[Element data from apps and pages]
◇ ◇ ◇ ◇ ◇ ◇ ◇

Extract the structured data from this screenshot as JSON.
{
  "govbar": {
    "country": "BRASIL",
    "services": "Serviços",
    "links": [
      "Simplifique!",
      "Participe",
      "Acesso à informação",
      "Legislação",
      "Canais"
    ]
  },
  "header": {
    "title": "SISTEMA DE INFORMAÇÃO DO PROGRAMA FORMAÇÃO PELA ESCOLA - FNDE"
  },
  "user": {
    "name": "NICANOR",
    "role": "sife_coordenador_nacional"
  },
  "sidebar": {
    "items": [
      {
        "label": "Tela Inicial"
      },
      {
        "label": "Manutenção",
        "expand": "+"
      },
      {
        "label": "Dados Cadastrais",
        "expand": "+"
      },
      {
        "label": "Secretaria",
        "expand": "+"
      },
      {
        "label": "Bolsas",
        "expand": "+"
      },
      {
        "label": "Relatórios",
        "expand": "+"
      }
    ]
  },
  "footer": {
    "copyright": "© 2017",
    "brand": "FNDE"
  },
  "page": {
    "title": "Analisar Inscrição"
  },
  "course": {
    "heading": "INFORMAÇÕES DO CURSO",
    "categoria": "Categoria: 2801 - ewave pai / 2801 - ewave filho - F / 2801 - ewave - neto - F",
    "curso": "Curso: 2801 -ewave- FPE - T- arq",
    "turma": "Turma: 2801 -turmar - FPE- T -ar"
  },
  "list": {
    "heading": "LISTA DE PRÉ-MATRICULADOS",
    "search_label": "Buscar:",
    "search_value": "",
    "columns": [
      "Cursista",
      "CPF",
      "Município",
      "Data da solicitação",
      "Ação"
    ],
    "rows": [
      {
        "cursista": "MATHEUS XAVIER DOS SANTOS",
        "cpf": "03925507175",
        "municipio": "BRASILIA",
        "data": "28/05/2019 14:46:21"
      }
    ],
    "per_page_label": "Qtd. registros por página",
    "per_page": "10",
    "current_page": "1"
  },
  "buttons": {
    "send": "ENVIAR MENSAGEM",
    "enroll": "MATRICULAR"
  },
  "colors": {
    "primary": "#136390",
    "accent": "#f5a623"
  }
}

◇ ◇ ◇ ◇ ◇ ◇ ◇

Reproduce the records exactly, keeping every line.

Extract the structured data from this screenshot as JSON.
{
  "govbar": {
    "country": "BRASIL",
    "services": "Serviços",
    "links": [
      "Simplifique!",
      "Participe",
      "Acesso à informação",
      "Legislação",
      "Canais"
    ]
  },
  "header": {
    "title": "SISTEMA DE INFORMAÇÃO DO PROGRAMA FORMAÇÃO PELA ESCOLA - FNDE"
  },
  "user": {
    "name": "NICANOR",
    "role": "sife_coordenador_nacional"
  },
  "sidebar": {
    "items": [
      {
        "label": "Tela Inicial"
      },
      {
        "label": "Manutenção",
        "expand": "+"
      },
      {
        "label": "Dados Cadastrais",
        "expand": "+"
      },
      {
        "label": "Secretaria",
        "expand": "+"
      },
      {
        "label": "Bolsas",
        "expand": "+"
      },
      {
        "label": "Relatórios",
        "expand": "+"
      }
    ]
  },
  "footer": {
    "copyright": "© 2017",
    "brand": "FNDE"
  },
  "page": {
    "title": "Analisar Inscrição"
  },
  "course": {
    "heading": "INFORMAÇÕES DO CURSO",
    "categoria": "Categoria: 2801 - ewave pai / 2801 - ewave filho - F / 2801 - ewave - neto - F",
    "curso": "Curso: 2801 -ewave- FPE - T- arq",
    "turma": "Turma: 2801 -turmar - FPE- T -ar"
  },
  "list": {
    "heading": "LISTA DE PRÉ-MATRICULADOS",
    "search_label": "Buscar:",
    "search_value": "",
    "columns": [
      "Cursista",
      "CPF",
      "Município",
      "Data da solicitação",
      "Ação"
    ],
    "rows": [
      {
        "cursista": "MATHEUS XAVIER DOS SANTOS",
        "cpf": "03925507175",
        "municipio": "BRASILIA",
        "data": "28/05/2019 14:46:21"
      }
    ],
    "per_page_label": "Qtd. registros por página",
    "per_page": "10",
    "current_page": "1"
  },
  "buttons": {
    "send": "ENVIAR MENSAGEM",
    "enroll": "MATRICULAR"
  },
  "colors": {
    "primary": "#136390",
    "accent": "#f5a623"
  }
}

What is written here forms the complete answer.